(Dataset rows for apps and sites)
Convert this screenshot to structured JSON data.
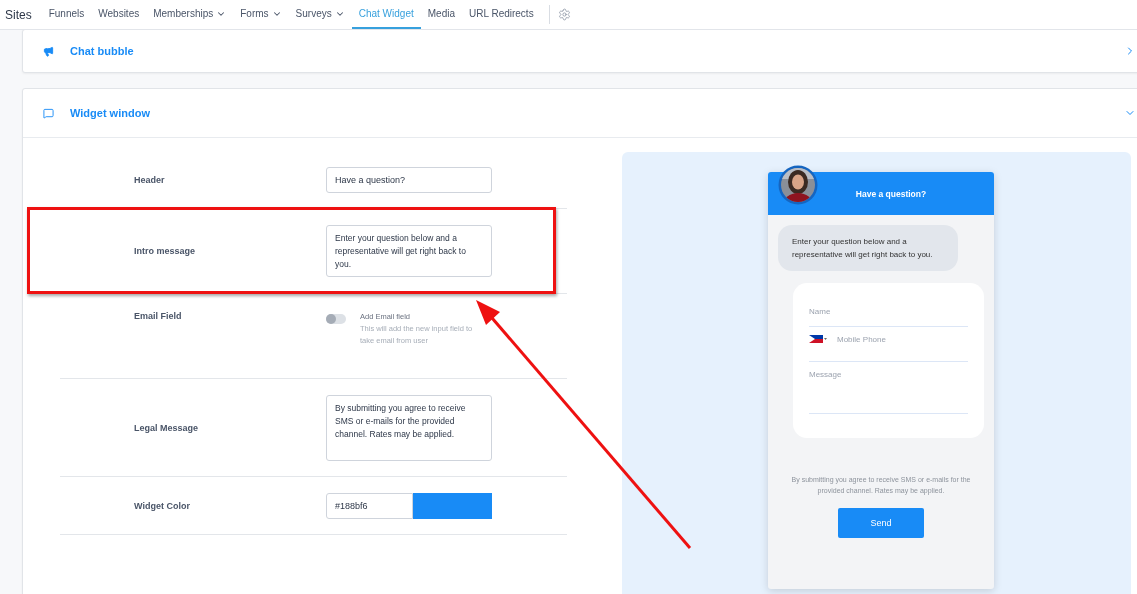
{
  "nav": {
    "title": "Sites",
    "items": [
      {
        "label": "Funnels",
        "dropdown": false,
        "selected": false
      },
      {
        "label": "Websites",
        "dropdown": false,
        "selected": false
      },
      {
        "label": "Memberships",
        "dropdown": true,
        "selected": false
      },
      {
        "label": "Forms",
        "dropdown": true,
        "selected": false
      },
      {
        "label": "Surveys",
        "dropdown": true,
        "selected": false
      },
      {
        "label": "Chat Widget",
        "dropdown": false,
        "selected": true
      },
      {
        "label": "Media",
        "dropdown": false,
        "selected": false
      },
      {
        "label": "URL Redirects",
        "dropdown": false,
        "selected": false
      }
    ]
  },
  "sections": [
    {
      "title": "Chat bubble",
      "kind": "bubble",
      "expanded": false
    },
    {
      "title": "Widget window",
      "kind": "window",
      "expanded": true
    }
  ],
  "settings": [
    {
      "kind": "text",
      "label": "Header",
      "value": "Have a question?"
    },
    {
      "kind": "textarea",
      "label": "Intro message",
      "value": "Enter your question below and a representative will get right back to you."
    },
    {
      "kind": "toggle",
      "label": "Email Field",
      "on": false,
      "toggle_label": "Add Email field",
      "hint": "This will add the new input field to take email from user"
    },
    {
      "kind": "textarea",
      "label": "Legal Message",
      "value": "By submitting you agree to receive SMS or e-mails for the provided channel. Rates may be applied."
    },
    {
      "kind": "color",
      "label": "Widget Color",
      "value": "#188bf6"
    }
  ],
  "preview": {
    "title": "Have a question?",
    "intro": "Enter your question below and a representative will get right back to you.",
    "fields": [
      {
        "kind": "text",
        "placeholder": "Name"
      },
      {
        "kind": "phone",
        "placeholder": "Mobile Phone"
      },
      {
        "kind": "textarea",
        "placeholder": "Message"
      }
    ],
    "legal": "By submitting you agree to receive SMS or e-mails for the provided channel. Rates may be applied.",
    "button": "Send"
  },
  "annotation": {
    "highlight": true,
    "arrow": true
  }
}
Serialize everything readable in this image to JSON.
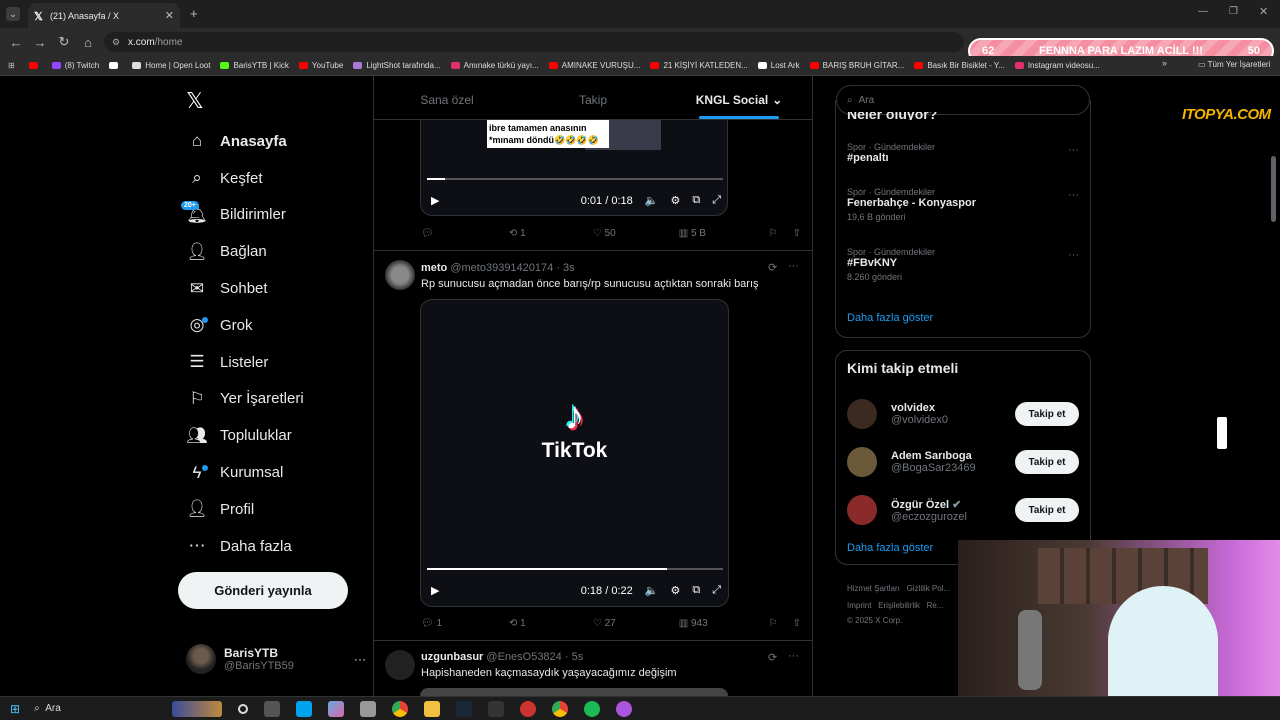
{
  "browser": {
    "tab_title": "(21) Anasayfa / X",
    "url_host": "x.com",
    "url_path": "/home",
    "bookmarks": [
      {
        "label": "",
        "color": "#ff0000"
      },
      {
        "label": "(8) Twitch",
        "color": "#9146ff"
      },
      {
        "label": "",
        "color": "#ffffff"
      },
      {
        "label": "Home | Open Loot",
        "color": "#dddddd"
      },
      {
        "label": "BarisYTB | Kick",
        "color": "#53fc18"
      },
      {
        "label": "YouTube",
        "color": "#ff0000"
      },
      {
        "label": "LightShot tarafında...",
        "color": "#a77bd6"
      },
      {
        "label": "Amınake türkü yayı...",
        "color": "#e1306c"
      },
      {
        "label": "AMINAKE VURUŞU...",
        "color": "#ff0000"
      },
      {
        "label": "21 KİŞİYİ KATLEDEN...",
        "color": "#ff0000"
      },
      {
        "label": "Lost Ark",
        "color": "#ffffff"
      },
      {
        "label": "BARIŞ BRUH GİTAR...",
        "color": "#ff0000"
      },
      {
        "label": "Basık Bir Bisiklet - Y...",
        "color": "#ff0000"
      },
      {
        "label": "Instagram videosu...",
        "color": "#e1306c"
      }
    ],
    "all_bookmarks": "Tüm Yer İşaretleri"
  },
  "overlay": {
    "left_num": "62",
    "text": "FENNNA PARA LAZIM ACİLL !!!",
    "right_num": "50",
    "brand": "ITOPYA.COM"
  },
  "sidebar": {
    "logo": "𝕏",
    "notification_badge": "20+",
    "items": [
      {
        "label": "Anasayfa",
        "icon": "home-icon"
      },
      {
        "label": "Keşfet",
        "icon": "search-icon"
      },
      {
        "label": "Bildirimler",
        "icon": "bell-icon"
      },
      {
        "label": "Bağlan",
        "icon": "add-person-icon"
      },
      {
        "label": "Sohbet",
        "icon": "mail-icon"
      },
      {
        "label": "Grok",
        "icon": "grok-icon"
      },
      {
        "label": "Listeler",
        "icon": "list-icon"
      },
      {
        "label": "Yer İşaretleri",
        "icon": "bookmark-icon"
      },
      {
        "label": "Topluluklar",
        "icon": "communities-icon"
      },
      {
        "label": "Kurumsal",
        "icon": "lightning-icon"
      },
      {
        "label": "Profil",
        "icon": "person-icon"
      },
      {
        "label": "Daha fazla",
        "icon": "more-circle-icon"
      }
    ],
    "post_button": "Gönderi yayınla",
    "profile": {
      "name": "BarisYTB",
      "handle": "@BarisYTB59",
      "more": "···"
    }
  },
  "feed": {
    "tabs": [
      "Sana özel",
      "Takip",
      "KNGL Social"
    ],
    "tweet1": {
      "caption": "ibre tamamen anasının *mınamı döndü🤣🤣🤣🤣",
      "time": "0:01 / 0:18",
      "progress": 0.06,
      "reply": "",
      "retweet": "1",
      "like": "50",
      "views": "5 B"
    },
    "tweet2": {
      "name": "meto",
      "handle": "@meto39391420174",
      "age": "· 3s",
      "text": "Rp sunucusu açmadan önce barış/rp sunucusu açtıktan sonraki barış",
      "video_label": "TikTok",
      "time": "0:18 / 0:22",
      "progress": 0.81,
      "reply": "1",
      "retweet": "1",
      "like": "27",
      "views": "943"
    },
    "tweet3": {
      "name": "uzgunbasur",
      "handle": "@EnesO53824",
      "age": "· 5s",
      "text": "Hapishaneden kaçmasaydık yaşayacağımız değişim"
    }
  },
  "right": {
    "search_placeholder": "Ara",
    "trends_title": "Neler oluyor?",
    "trends": [
      {
        "meta": "Spor · Gündemdekiler",
        "name": "#penaltı",
        "count": ""
      },
      {
        "meta": "Spor · Gündemdekiler",
        "name": "Fenerbahçe - Konyaspor",
        "count": "19,6 B gönderi"
      },
      {
        "meta": "Spor · Gündemdekiler",
        "name": "#FBvKNY",
        "count": "8.260 gönderi"
      }
    ],
    "trends_more": "Daha fazla göster",
    "follow_title": "Kimi takip etmeli",
    "follow": [
      {
        "name": "volvidex",
        "handle": "@volvidex0",
        "button": "Takip et"
      },
      {
        "name": "Adem Sarıboga",
        "handle": "@BogaSar23469",
        "button": "Takip et"
      },
      {
        "name": "Özgür Özel",
        "handle": "@eczozgurozel",
        "button": "Takip et"
      }
    ],
    "follow_more": "Daha fazla göster",
    "footer_line1": [
      "Hizmet Şartları",
      "Gizlilik Pol..."
    ],
    "footer_line2": [
      "Imprint",
      "Erişilebilirlik",
      "Re..."
    ],
    "copyright": "© 2025 X Corp."
  },
  "taskbar": {
    "search": "Ara"
  }
}
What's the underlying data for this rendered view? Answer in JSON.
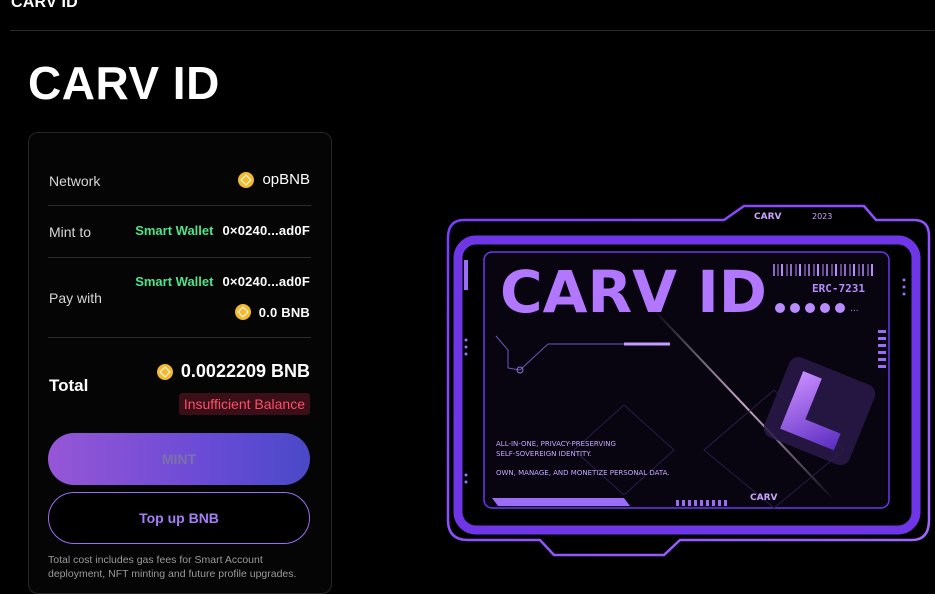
{
  "topbar": {
    "title": "CARV ID"
  },
  "page": {
    "title": "CARV ID"
  },
  "panel": {
    "network": {
      "label": "Network",
      "value": "opBNB"
    },
    "mint_to": {
      "label": "Mint to",
      "wallet": "Smart Wallet",
      "address": "0×0240...ad0F"
    },
    "pay_with": {
      "label": "Pay with",
      "wallet": "Smart Wallet",
      "address": "0×0240...ad0F",
      "balance": "0.0 BNB"
    },
    "total": {
      "label": "Total",
      "value": "0.0022209 BNB",
      "warning": "Insufficient Balance"
    },
    "mint_label": "MINT",
    "topup_label": "Top up BNB",
    "footnote": "Total cost includes gas fees for Smart Account deployment, NFT minting and future profile upgrades."
  },
  "card": {
    "brand": "CARV",
    "year": "2023",
    "title": "CARV ID",
    "standard": "ERC-7231",
    "tagline1": "ALL-IN-ONE, PRIVACY-PRESERVING",
    "tagline2": "SELF-SOVEREIGN IDENTITY.",
    "tagline3": "OWN, MANAGE, AND MONETIZE PERSONAL DATA.",
    "more": "..."
  },
  "colors": {
    "accent": "#8a4dff",
    "green": "#4fe38a",
    "warning": "#ff4d6a",
    "bnb": "#f3ba2f"
  },
  "icons": [
    "bnb-coin-icon",
    "social-icons"
  ]
}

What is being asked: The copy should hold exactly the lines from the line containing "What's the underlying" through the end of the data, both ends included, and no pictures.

Your response:
What's the underlying data for this rendered view? Answer in JSON.
{
  "topbar": {
    "title": "CARV ID"
  },
  "page": {
    "title": "CARV ID"
  },
  "panel": {
    "network": {
      "label": "Network",
      "value": "opBNB"
    },
    "mint_to": {
      "label": "Mint to",
      "wallet": "Smart Wallet",
      "address": "0×0240...ad0F"
    },
    "pay_with": {
      "label": "Pay with",
      "wallet": "Smart Wallet",
      "address": "0×0240...ad0F",
      "balance": "0.0 BNB"
    },
    "total": {
      "label": "Total",
      "value": "0.0022209 BNB",
      "warning": "Insufficient Balance"
    },
    "mint_label": "MINT",
    "topup_label": "Top up BNB",
    "footnote": "Total cost includes gas fees for Smart Account deployment, NFT minting and future profile upgrades."
  },
  "card": {
    "brand": "CARV",
    "year": "2023",
    "title": "CARV ID",
    "standard": "ERC-7231",
    "tagline1": "ALL-IN-ONE, PRIVACY-PRESERVING",
    "tagline2": "SELF-SOVEREIGN IDENTITY.",
    "tagline3": "OWN, MANAGE, AND MONETIZE PERSONAL DATA.",
    "more": "..."
  },
  "colors": {
    "accent": "#8a4dff",
    "green": "#4fe38a",
    "warning": "#ff4d6a",
    "bnb": "#f3ba2f"
  },
  "icons": [
    "bnb-coin-icon",
    "social-icons"
  ]
}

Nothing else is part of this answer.